┏━━

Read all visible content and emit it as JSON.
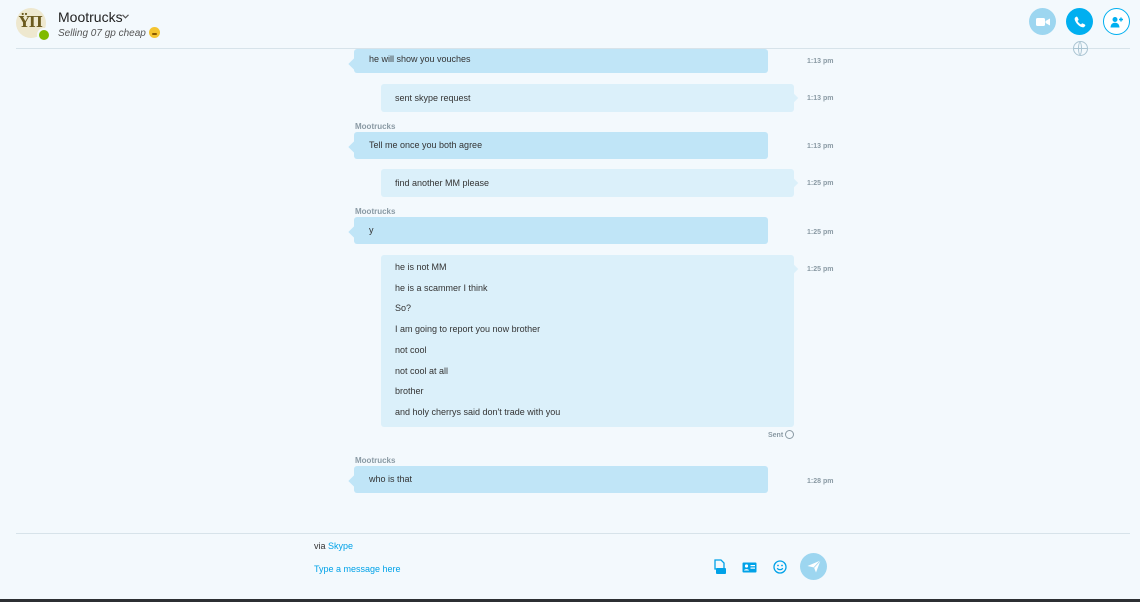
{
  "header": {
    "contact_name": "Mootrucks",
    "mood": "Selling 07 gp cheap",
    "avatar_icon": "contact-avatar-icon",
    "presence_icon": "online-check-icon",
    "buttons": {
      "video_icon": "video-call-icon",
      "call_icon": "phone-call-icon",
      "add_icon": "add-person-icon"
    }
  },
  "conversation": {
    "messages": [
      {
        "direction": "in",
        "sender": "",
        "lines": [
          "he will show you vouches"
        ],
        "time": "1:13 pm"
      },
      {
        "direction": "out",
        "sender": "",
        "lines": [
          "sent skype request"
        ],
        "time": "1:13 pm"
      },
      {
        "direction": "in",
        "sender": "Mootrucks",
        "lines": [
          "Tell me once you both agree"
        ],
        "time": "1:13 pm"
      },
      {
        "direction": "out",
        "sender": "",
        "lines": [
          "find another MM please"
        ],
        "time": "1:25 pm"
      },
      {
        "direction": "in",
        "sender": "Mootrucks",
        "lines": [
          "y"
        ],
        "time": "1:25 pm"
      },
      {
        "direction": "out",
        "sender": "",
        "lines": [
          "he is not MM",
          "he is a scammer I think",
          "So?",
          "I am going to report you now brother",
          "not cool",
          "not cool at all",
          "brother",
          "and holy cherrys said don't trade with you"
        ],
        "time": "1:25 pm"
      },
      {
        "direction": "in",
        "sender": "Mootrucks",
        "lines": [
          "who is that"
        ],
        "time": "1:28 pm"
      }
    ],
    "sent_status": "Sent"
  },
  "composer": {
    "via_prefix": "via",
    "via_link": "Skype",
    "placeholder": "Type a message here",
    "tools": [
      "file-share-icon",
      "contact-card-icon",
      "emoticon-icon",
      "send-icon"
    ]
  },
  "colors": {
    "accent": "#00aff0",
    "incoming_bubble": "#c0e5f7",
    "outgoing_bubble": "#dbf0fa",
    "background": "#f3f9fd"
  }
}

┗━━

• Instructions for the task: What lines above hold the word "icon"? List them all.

• Solution to the exercise:
    "avatar_icon": "contact-avatar-icon",
    "presence_icon": "online-check-icon",
      "video_icon": "video-call-icon",
      "call_icon": "phone-call-icon",
      "add_icon": "add-person-icon"
      "file-share-icon",
      "contact-card-icon",
      "emoticon-icon",
      "send-icon"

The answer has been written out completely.